YOUR INSTRUCTIONS:
Keeping every line intact, print the records that follow.

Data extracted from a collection
═══

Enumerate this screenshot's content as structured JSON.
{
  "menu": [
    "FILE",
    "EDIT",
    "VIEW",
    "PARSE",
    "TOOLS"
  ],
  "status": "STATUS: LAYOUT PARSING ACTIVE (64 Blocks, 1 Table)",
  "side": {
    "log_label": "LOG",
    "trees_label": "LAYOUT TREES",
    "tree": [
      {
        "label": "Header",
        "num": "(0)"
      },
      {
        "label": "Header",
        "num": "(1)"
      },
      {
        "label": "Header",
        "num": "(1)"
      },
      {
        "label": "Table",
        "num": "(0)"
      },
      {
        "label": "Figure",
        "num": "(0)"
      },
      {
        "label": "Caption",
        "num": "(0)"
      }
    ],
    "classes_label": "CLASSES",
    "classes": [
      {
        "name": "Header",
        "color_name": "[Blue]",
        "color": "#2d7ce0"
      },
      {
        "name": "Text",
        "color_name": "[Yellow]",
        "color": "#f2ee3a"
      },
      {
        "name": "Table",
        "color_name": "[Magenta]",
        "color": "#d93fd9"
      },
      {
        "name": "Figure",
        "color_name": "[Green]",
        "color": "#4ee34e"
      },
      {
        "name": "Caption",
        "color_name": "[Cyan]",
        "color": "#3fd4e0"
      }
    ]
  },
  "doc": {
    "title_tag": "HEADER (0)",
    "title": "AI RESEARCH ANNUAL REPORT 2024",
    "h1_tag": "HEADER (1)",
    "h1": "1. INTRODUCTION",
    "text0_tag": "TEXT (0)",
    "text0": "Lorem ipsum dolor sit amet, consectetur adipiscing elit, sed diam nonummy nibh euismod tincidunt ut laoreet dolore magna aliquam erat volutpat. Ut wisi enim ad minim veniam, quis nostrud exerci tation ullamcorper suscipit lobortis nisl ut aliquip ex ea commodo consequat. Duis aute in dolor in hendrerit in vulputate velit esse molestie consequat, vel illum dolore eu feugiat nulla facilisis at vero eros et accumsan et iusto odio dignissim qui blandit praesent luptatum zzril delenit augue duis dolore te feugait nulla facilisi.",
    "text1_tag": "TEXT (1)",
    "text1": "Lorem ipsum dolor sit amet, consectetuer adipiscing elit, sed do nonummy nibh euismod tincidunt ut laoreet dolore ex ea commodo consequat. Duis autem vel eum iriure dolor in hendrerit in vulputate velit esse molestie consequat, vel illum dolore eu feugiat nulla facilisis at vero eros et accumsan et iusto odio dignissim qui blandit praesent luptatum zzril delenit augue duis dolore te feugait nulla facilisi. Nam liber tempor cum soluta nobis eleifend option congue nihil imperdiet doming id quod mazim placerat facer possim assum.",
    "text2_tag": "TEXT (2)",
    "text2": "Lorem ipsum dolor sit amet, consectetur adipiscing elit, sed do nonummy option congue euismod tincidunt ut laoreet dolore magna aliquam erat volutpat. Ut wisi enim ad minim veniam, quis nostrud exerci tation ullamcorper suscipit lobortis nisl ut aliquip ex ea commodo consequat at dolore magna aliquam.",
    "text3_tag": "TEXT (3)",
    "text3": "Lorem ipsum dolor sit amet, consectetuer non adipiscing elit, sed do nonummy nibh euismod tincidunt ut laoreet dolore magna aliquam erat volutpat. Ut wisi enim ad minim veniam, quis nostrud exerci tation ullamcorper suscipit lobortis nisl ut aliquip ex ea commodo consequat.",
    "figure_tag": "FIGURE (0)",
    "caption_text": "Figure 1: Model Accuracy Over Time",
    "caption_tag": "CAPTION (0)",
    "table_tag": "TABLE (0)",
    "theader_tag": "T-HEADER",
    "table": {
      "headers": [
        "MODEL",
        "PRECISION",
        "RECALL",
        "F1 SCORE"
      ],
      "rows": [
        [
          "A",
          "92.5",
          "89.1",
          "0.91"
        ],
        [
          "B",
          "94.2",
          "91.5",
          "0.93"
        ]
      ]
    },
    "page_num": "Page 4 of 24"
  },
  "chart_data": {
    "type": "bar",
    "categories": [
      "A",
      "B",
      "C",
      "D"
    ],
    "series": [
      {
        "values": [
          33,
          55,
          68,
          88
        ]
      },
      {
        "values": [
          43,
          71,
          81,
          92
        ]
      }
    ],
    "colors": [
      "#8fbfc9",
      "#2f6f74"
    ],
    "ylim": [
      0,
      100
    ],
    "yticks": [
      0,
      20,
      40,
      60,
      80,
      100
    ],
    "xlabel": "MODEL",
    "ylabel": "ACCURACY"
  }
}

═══

RESULT OF THE EXERCISE:
Enumerate this screenshot's content as structured JSON.
{
  "menu": [
    "FILE",
    "EDIT",
    "VIEW",
    "PARSE",
    "TOOLS"
  ],
  "status": "STATUS: LAYOUT PARSING ACTIVE (64 Blocks, 1 Table)",
  "side": {
    "log_label": "LOG",
    "trees_label": "LAYOUT TREES",
    "tree": [
      {
        "label": "Header",
        "num": "(0)"
      },
      {
        "label": "Header",
        "num": "(1)"
      },
      {
        "label": "Header",
        "num": "(1)"
      },
      {
        "label": "Table",
        "num": "(0)"
      },
      {
        "label": "Figure",
        "num": "(0)"
      },
      {
        "label": "Caption",
        "num": "(0)"
      }
    ],
    "classes_label": "CLASSES",
    "classes": [
      {
        "name": "Header",
        "color_name": "[Blue]",
        "color": "#2d7ce0"
      },
      {
        "name": "Text",
        "color_name": "[Yellow]",
        "color": "#f2ee3a"
      },
      {
        "name": "Table",
        "color_name": "[Magenta]",
        "color": "#d93fd9"
      },
      {
        "name": "Figure",
        "color_name": "[Green]",
        "color": "#4ee34e"
      },
      {
        "name": "Caption",
        "color_name": "[Cyan]",
        "color": "#3fd4e0"
      }
    ]
  },
  "doc": {
    "title_tag": "HEADER (0)",
    "title": "AI RESEARCH ANNUAL REPORT 2024",
    "h1_tag": "HEADER (1)",
    "h1": "1. INTRODUCTION",
    "text0_tag": "TEXT (0)",
    "text0": "Lorem ipsum dolor sit amet, consectetur adipiscing elit, sed diam nonummy nibh euismod tincidunt ut laoreet dolore magna aliquam erat volutpat. Ut wisi enim ad minim veniam, quis nostrud exerci tation ullamcorper suscipit lobortis nisl ut aliquip ex ea commodo consequat. Duis aute in dolor in hendrerit in vulputate velit esse molestie consequat, vel illum dolore eu feugiat nulla facilisis at vero eros et accumsan et iusto odio dignissim qui blandit praesent luptatum zzril delenit augue duis dolore te feugait nulla facilisi.",
    "text1_tag": "TEXT (1)",
    "text1": "Lorem ipsum dolor sit amet, consectetuer adipiscing elit, sed do nonummy nibh euismod tincidunt ut laoreet dolore ex ea commodo consequat. Duis autem vel eum iriure dolor in hendrerit in vulputate velit esse molestie consequat, vel illum dolore eu feugiat nulla facilisis at vero eros et accumsan et iusto odio dignissim qui blandit praesent luptatum zzril delenit augue duis dolore te feugait nulla facilisi. Nam liber tempor cum soluta nobis eleifend option congue nihil imperdiet doming id quod mazim placerat facer possim assum.",
    "text2_tag": "TEXT (2)",
    "text2": "Lorem ipsum dolor sit amet, consectetur adipiscing elit, sed do nonummy option congue euismod tincidunt ut laoreet dolore magna aliquam erat volutpat. Ut wisi enim ad minim veniam, quis nostrud exerci tation ullamcorper suscipit lobortis nisl ut aliquip ex ea commodo consequat at dolore magna aliquam.",
    "text3_tag": "TEXT (3)",
    "text3": "Lorem ipsum dolor sit amet, consectetuer non adipiscing elit, sed do nonummy nibh euismod tincidunt ut laoreet dolore magna aliquam erat volutpat. Ut wisi enim ad minim veniam, quis nostrud exerci tation ullamcorper suscipit lobortis nisl ut aliquip ex ea commodo consequat.",
    "figure_tag": "FIGURE (0)",
    "caption_text": "Figure 1: Model Accuracy Over Time",
    "caption_tag": "CAPTION (0)",
    "table_tag": "TABLE (0)",
    "theader_tag": "T-HEADER",
    "table": {
      "headers": [
        "MODEL",
        "PRECISION",
        "RECALL",
        "F1 SCORE"
      ],
      "rows": [
        [
          "A",
          "92.5",
          "89.1",
          "0.91"
        ],
        [
          "B",
          "94.2",
          "91.5",
          "0.93"
        ]
      ]
    },
    "page_num": "Page 4 of 24"
  },
  "chart_data": {
    "type": "bar",
    "categories": [
      "A",
      "B",
      "C",
      "D"
    ],
    "series": [
      {
        "values": [
          33,
          55,
          68,
          88
        ]
      },
      {
        "values": [
          43,
          71,
          81,
          92
        ]
      }
    ],
    "colors": [
      "#8fbfc9",
      "#2f6f74"
    ],
    "ylim": [
      0,
      100
    ],
    "yticks": [
      0,
      20,
      40,
      60,
      80,
      100
    ],
    "xlabel": "MODEL",
    "ylabel": "ACCURACY"
  }
}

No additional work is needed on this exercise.